Guest post: We have invited Dr Mary Richardson from UCL Institute of Education to share her research in this blog article.
Trust is also important because those who take assessments should always feel confident that they have the right assessment for the context. Trust matters, primarily, because assessments, particularly high-stakes tests, are truly life-changing. Torrance (2017:90) sums this up well when he says:
Passing and failing examinations not only defines individuals as educational successes and failures but also establishes the legitimacy of the idea of being an educational success or an educational failure and all that flows from this in terms of life chances.
One of my foci for research at UCL Institute of Education is about how academic staff relate to the new technologies for assessment that are increasingly employed in Higher Education Institutions (HEIs). These are currently under-researched themes, particularly in terms of how change is enacted. How we talk about assessment, how we introduce a range of ways to assess, and how we educate key stakeholders in assessment are all vital to successful implementation and critical to how the assessments and their outcomes are trusted by our students. Electronic or e-assessment is an exciting new feature of the working life of universities, but I’m concerned about how it is used.
It’s important to be clear about what we mean by e-assessment because it can include a wide range of practices. In this blog, I’m referring, quite specifically, to the use of computer-based marking on-screen as a means to provide feedback on students’ draft work and also to mark and grade final submissions.

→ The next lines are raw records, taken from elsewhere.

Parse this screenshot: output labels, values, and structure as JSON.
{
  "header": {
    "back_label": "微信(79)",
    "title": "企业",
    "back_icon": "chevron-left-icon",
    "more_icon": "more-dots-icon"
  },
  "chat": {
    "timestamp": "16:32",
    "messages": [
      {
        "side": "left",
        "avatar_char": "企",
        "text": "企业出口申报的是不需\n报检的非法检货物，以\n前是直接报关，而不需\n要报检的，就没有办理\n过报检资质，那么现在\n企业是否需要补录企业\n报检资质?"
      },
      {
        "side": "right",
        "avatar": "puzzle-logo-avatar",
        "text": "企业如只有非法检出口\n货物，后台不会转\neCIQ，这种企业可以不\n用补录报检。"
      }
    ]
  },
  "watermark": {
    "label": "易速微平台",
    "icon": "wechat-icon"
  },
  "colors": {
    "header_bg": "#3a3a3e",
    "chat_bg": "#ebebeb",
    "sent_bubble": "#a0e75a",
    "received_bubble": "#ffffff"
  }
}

The most popular software is Grademark, a free marking tool that is part of the Turnitin plagiarism software, and some of the initial (but limited) research conducted into online and electronic grading and feedback has suggested it to be a useful addition to teaching and learning in HEIs. However, there is still very little research in the use of Grademark as a mode of electronic assessment, and yet its popularity appears to be growing; all UK universities now use this system. So what happens when we make a change in marking environments?
Many of the thousands of tutors who have always marked paper-based assignments are now being asked to put down their pencils and take up a mouse instead. Quite apart from a significant change in practice, there is an assumption that this new format for assessment is ‘improved’ in terms of efficiency. For example, in the past, students would bring hard copies of work to their HEI and hand it in to tutors – the work would be marked and handed back at a later date. Being able to upload work into a database from which tutors download it for marking is indeed very convenient and it provides significant savings of resources. It can also mean that tutors have more opportunities to access work during the marking period because they are not reliant on collecting and carrying hard copies. However, these things simply are indicators of convenience; they do not provide evidence for the use of technology in improving actual assessment practice. This needs some consideration.

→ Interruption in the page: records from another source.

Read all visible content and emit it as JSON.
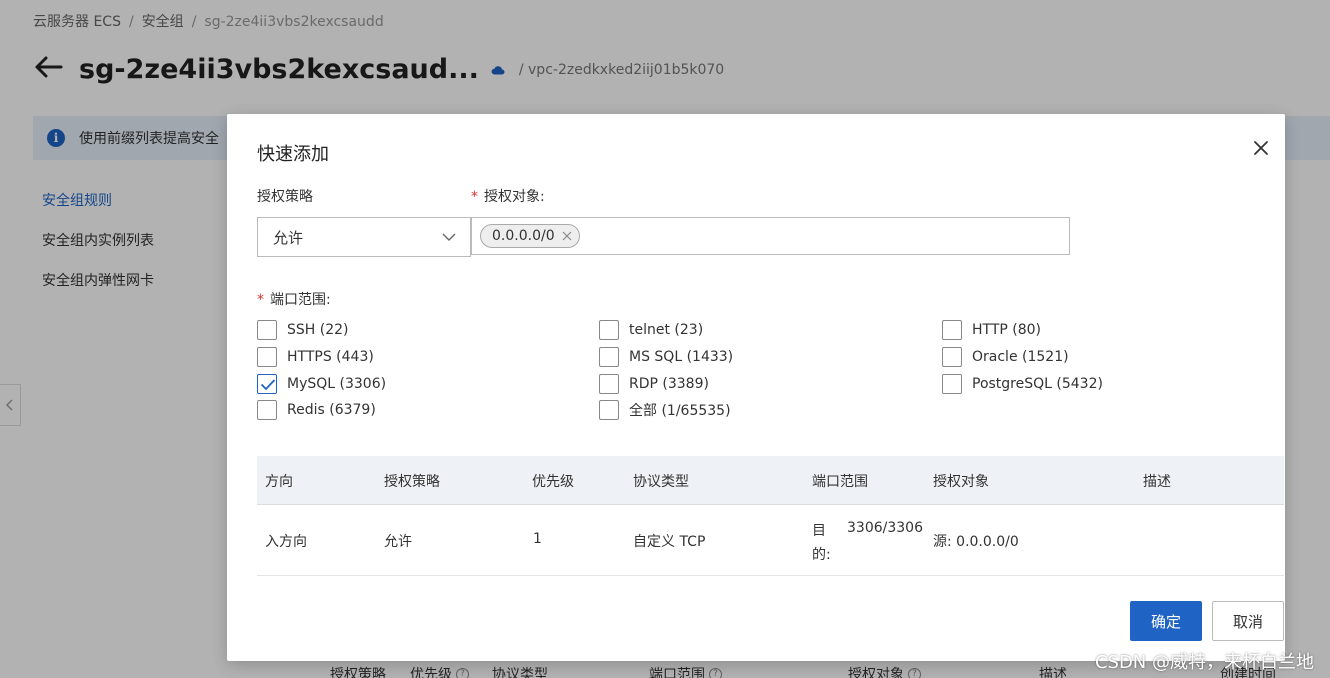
{
  "breadcrumb": {
    "items": [
      "云服务器 ECS",
      "安全组",
      "sg-2ze4ii3vbs2kexcsaudd"
    ],
    "separator": "/"
  },
  "header": {
    "title": "sg-2ze4ii3vbs2kexcsaud...",
    "vpc": "/ vpc-2zedkxked2iij01b5k070"
  },
  "info_bar": {
    "text": "使用前缀列表提高安全"
  },
  "side_nav": {
    "items": [
      {
        "label": "安全组规则",
        "active": true
      },
      {
        "label": "安全组内实例列表",
        "active": false
      },
      {
        "label": "安全组内弹性网卡",
        "active": false
      }
    ]
  },
  "bg_table_header": {
    "cols": [
      "授权策略",
      "优先级",
      "协议类型",
      "端口范围",
      "授权对象",
      "描述",
      "创建时间"
    ]
  },
  "modal": {
    "title": "快速添加",
    "policy_label": "授权策略",
    "policy_value": "允许",
    "target_label": "授权对象:",
    "target_tags": [
      "0.0.0.0/0"
    ],
    "port_label": "端口范围:",
    "ports": [
      {
        "label": "SSH (22)",
        "checked": false
      },
      {
        "label": "telnet (23)",
        "checked": false
      },
      {
        "label": "HTTP (80)",
        "checked": false
      },
      {
        "label": "HTTPS (443)",
        "checked": false
      },
      {
        "label": "MS SQL (1433)",
        "checked": false
      },
      {
        "label": "Oracle (1521)",
        "checked": false
      },
      {
        "label": "MySQL (3306)",
        "checked": true
      },
      {
        "label": "RDP (3389)",
        "checked": false
      },
      {
        "label": "PostgreSQL (5432)",
        "checked": false
      },
      {
        "label": "Redis (6379)",
        "checked": false
      },
      {
        "label": "全部 (1/65535)",
        "checked": false
      }
    ],
    "table": {
      "headers": [
        "方向",
        "授权策略",
        "优先级",
        "协议类型",
        "端口范围",
        "授权对象",
        "描述"
      ],
      "rows": [
        {
          "direction": "入方向",
          "policy": "允许",
          "priority": "1",
          "protocol": "自定义 TCP",
          "port_prefix_1": "目",
          "port_prefix_2": "的:",
          "port_value": "3306/3306",
          "target": "源: 0.0.0.0/0",
          "description": ""
        }
      ]
    },
    "ok_label": "确定",
    "cancel_label": "取消"
  },
  "watermark": "CSDN @威特，来杯白兰地",
  "colors": {
    "primary": "#1f64c4",
    "required": "#d92f2f",
    "info_bg": "#e6f0fb"
  }
}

The use of e-marking for school-level education, for example national tests and/or qualifications externally marked by awarding bodies, is closely scrutinised with the markers being subject to training, moderation, and post-marking inspection. Such formal processes ensure that those employed to use online assessment environments are, if not expert, certainly highly trained and able to reflect on their skills in these formats. The same is not true of practice in HEIs. What appears to be common is the introduction of enforced movement from paper to e-assessment without specific training to re-educate the markers/assessors for working in this new environment. Such dramatic changes are likely to impact the validity and reliability of marking because the interactions with a screen and mouse are different to those with paper and pen.

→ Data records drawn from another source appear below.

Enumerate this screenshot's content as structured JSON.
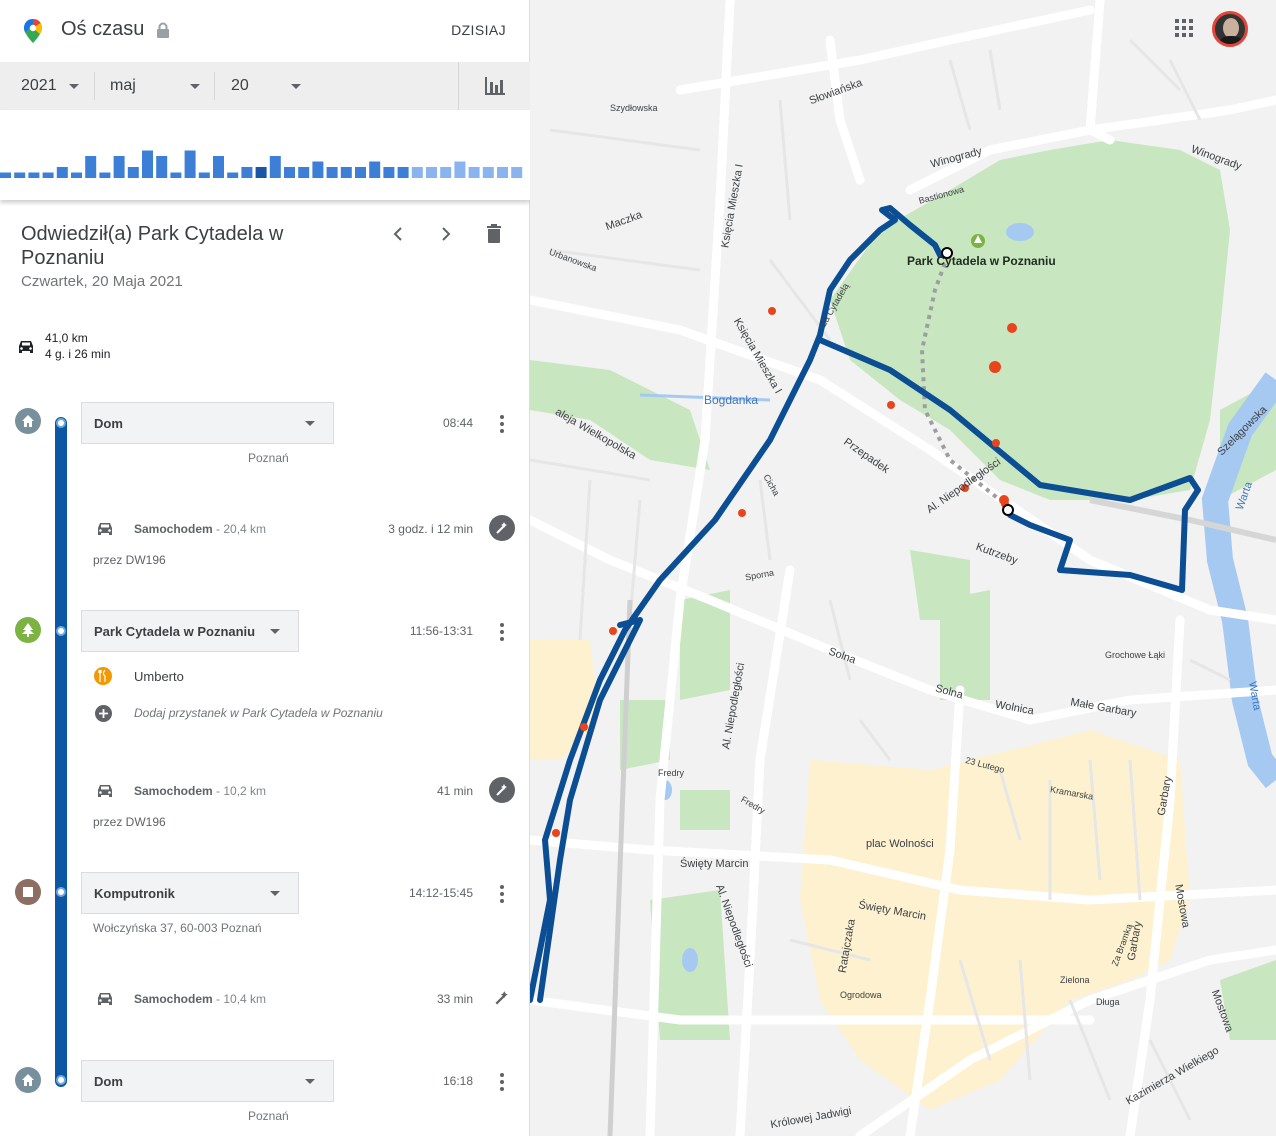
{
  "header": {
    "title": "Oś czasu",
    "today_label": "DZISIAJ"
  },
  "date_selector": {
    "year": "2021",
    "month": "maj",
    "day": "20"
  },
  "activity_histogram": [
    1,
    1,
    1,
    1,
    2,
    1,
    4,
    1,
    4,
    2,
    5,
    4,
    1,
    5,
    1,
    4,
    1,
    2,
    2,
    4,
    2,
    2,
    3,
    2,
    2,
    2,
    3,
    2,
    2,
    2,
    2,
    2,
    3,
    2,
    2,
    2,
    2
  ],
  "activity_highlight_index": 18,
  "detail": {
    "title": "Odwiedził(a) Park Cytadela w Poznaniu",
    "date": "Czwartek, 20 Maja 2021",
    "distance": "41,0 km",
    "duration": "4 g. i 26 min"
  },
  "timeline": {
    "places": [
      {
        "name": "Dom",
        "time": "08:44",
        "sub": "Poznań"
      },
      {
        "name": "Park Cytadela w Poznaniu",
        "time": "11:56-13:31",
        "stop": "Umberto",
        "add_stop": "Dodaj przystanek w Park Cytadela w Poznaniu"
      },
      {
        "name": "Komputronik",
        "time": "14:12-15:45",
        "sub": "Wołczyńska 37, 60-003 Poznań"
      },
      {
        "name": "Dom",
        "time": "16:18",
        "sub": "Poznań"
      }
    ],
    "moves": [
      {
        "mode": "Samochodem",
        "distance": " - 20,4 km",
        "duration": "3 godz. i 12 min",
        "via": "przez DW196"
      },
      {
        "mode": "Samochodem",
        "distance": " - 10,2 km",
        "duration": "41 min",
        "via": "przez DW196"
      },
      {
        "mode": "Samochodem",
        "distance": " - 10,4 km",
        "duration": "33 min"
      }
    ]
  },
  "map": {
    "place_label": "Park Cytadela w Poznaniu",
    "route_color": "#0b4e93",
    "labels": [
      "Słowiańska",
      "Winogrady",
      "Winogrady",
      "Bastionowa",
      "Za Cytadelą",
      "Księcia Mieszka I",
      "Księcia Mieszka I",
      "Bogdanka",
      "aleja Wielkopolska",
      "Przepadek",
      "Al. Niepodległości",
      "Kutrzeby",
      "Solna",
      "Solna",
      "Wolnica",
      "Małe Garbary",
      "Święty Marcin",
      "Święty Marcin",
      "plac Wolności",
      "Garbary",
      "Mostowa",
      "Warta",
      "Warta",
      "Ratajczaka",
      "Al. Niepodległości",
      "Al. Niepodległości",
      "Grochowe Łąki",
      "Kazimierza Wielkiego",
      "Szelągowska",
      "Maczka",
      "23 Lutego",
      "Ogrodowa",
      "Długa",
      "Zielona",
      "Szydłowska",
      "Urbanowska",
      "Sporna",
      "Cicha",
      "Garbary",
      "Mostowa",
      "Królowej Jadwigi",
      "Fredry",
      "Fredry",
      "Za Bramką",
      "Kramarska"
    ]
  }
}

I’m not suggesting that all marking in HEIs is unreliable, but I do question the assumption of comparability of marking on-screen and on paper which leads me to ask: To what extent can we trust the use of the e-assessment practice in HEIs?
It is imperative to know we can trust the quality and validity of assessment outcomes in HEIs because they are incredibly high-stakes. On the part of the students, assessment outcomes represent a significant body of learning for individuals; and they represent a significant cost financially to individuals. On the part of teaching staff, assessment outcomes underpin systems for accountability – and, like it or not, they represent a quality ‘mark’ for the institution, its staff, and its students. How academic staff feel about their ability to perform as assessors is important because there is resistance to electronic technology where it is perceived to be less efficient, or more complex than the system that it replaces. In this environment, the professional identity of academics needs protection to assure and continually develop high-quality assessment practice.
Dr Mary Richardson is the director of the MA in Educational Assessment at UCL Institute of Education, University College London. She leads courses in assessment and testing and supervises doctoral candidates.
Her areas of research interest are in educational assessment. She has recently begun work examining the use of Online Marking for HE assessments with a view to developing systematic trials of marking comparability between paper and screen.
Dr Mary Richardson shared her research on academics' experiences of change in e-assessment practice in higher education at the 'Examining Excellence' conference held at BPP University on 6th December 2019.